'The Elephant Queen': Film Review

Courtesy of TIFF
Gorgeously photographed, but occasionally lapses into cutesiness.
10/18/2019

Mark Deeble and Victoria Stone's documentary chronicles the experiences of an elephant matriarch and her herd as they journey across the savannah in search of water.

It's a wonder that wild animals still have the room to roam free in Africa, considering all the camera crews that must keep getting in their way thanks to the public's seemingly insatiable appetite for nature documentaries. Mark Deeble and Victoria Stone's The Elephant Queen is the latest example striving to satisfy that demand, delivering a gorgeously photographed and detailed portrait of an elephant herd making an arduous journey in search of water. Narrated by actor Chiwetel Ejiofor, the film is receiving a limited theatrical release prior to streaming on Apple TV+ starting Nov. 1.

The doc's regal title character, Athena, is the 50-year-old matriarch of a herd which also includes her daughter Princess, the toddler Wewe and eventually a new baby, Mimi. The family lives in a bucolic area referred to here as "The Kingdom," dotted with seasonal waterholes which are also home to an extended clan of fellow creatures including bullfrogs, chameleons, dung-beetles, killifish and terrapins, plus an adorable gosling named Stephen.

As the above names indicate, the documentary very much attempts to infuse its animal characters with distinct personalities and to weave a storyline for them. It definitely succeeds with the latter goal, as the herd becomes forced to leave their familiar environment and travel a great distance through the savanna as a result of a drought, with Athena apparently calculating their embarkation time based on Mimi's fragile newborn condition. 

The filmmakers seem torn between delivering a clinical, observational documentary about animal behavior a la the BBC's Planet Earth franchise and the sort of anthropomorphic nature tales in which Disney specializes.
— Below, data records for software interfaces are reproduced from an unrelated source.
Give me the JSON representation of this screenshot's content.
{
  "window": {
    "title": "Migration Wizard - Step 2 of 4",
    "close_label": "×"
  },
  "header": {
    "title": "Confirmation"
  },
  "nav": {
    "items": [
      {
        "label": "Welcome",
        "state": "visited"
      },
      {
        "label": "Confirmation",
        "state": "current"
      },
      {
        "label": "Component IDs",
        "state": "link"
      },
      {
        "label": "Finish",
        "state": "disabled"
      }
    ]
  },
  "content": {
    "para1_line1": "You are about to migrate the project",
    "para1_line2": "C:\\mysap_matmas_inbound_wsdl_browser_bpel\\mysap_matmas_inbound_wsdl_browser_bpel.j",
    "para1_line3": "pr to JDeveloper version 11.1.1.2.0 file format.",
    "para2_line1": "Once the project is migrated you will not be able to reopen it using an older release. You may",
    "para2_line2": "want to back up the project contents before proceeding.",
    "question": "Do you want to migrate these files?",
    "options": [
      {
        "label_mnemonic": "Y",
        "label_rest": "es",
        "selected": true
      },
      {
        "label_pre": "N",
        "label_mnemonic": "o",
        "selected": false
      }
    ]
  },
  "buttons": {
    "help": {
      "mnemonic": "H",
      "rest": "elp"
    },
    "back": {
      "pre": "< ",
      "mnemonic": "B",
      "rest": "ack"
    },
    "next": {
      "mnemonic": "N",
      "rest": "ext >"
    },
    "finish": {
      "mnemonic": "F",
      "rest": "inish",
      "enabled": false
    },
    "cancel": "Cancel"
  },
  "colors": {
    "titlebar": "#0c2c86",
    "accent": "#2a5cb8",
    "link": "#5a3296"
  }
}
The tension between the two approaches results in a sometimes awkward hybrid that definitely tilts toward the second. There was so much human-seeming drama on display at times that you expect the elephants to burst into song like the photo-realistic creations in the recent Lion King remake.

There is also a little too much cartoon-style charm on display, especially when it comes to the tiny animals photographed at what the production notes describe as "elephant toenail height." We see dung-beetles vigorously fighting over, what else, elephant dung, and a fortunately pliable bullfrog emerge unscathed after being stomped on. We watch as the little creatures feed, play and engage in occasionally (PG-rated) amorous behavior, all of it accompanied by the sort of cutesy musical underscoring that lets us know we're supposed to be having a good time.

Naturally, there are more serious moments as well, including the death of one of Athena's offspring. A scene in which the herd stops to honor the carcass of one of their aged dead, their trunks lovingly caressing their former member's now bare, giant skull, may be the most touching scene you'll see in a movie all year.

Shot over four years in Kenya, The Elephant Queen boasts an undeniable authenticity, thanks to its filmmakers' quarter-century of experience making wildlife films in Africa. And while elephants are naturally camera-friendly subjects, their behavior here is captured with a particularly impressive immediacy. In its more restrained passages, Alex Heffes' score adds significant emotionality to the proceedings, as does the mellifluous narration by Ejiofor that provides a soothing counterpoint to even the more upsetting moments.

The end credits, informing us of tragic events that took place after the filming, deliver a powerful reminder that the magnificent subjects of this documentary, and so many others like it, are faced with serious dangers both natural and man-made.

Production companies: Mister Smith Entertainment, Deeble & Stone
Distributor: Apple
Narrator: Chiwetel Ejiofor
Directors: Mark Deeble, Victoria Stone
Screenwriter-director of photography: Mark Deeble
Producers: Victoria Stone, Lucinda Englehart
Executive producer: Alan Root
Editors: David Dickie, Victoria Stone
Composer: Alex Heffes

Rated PG, 96 minutes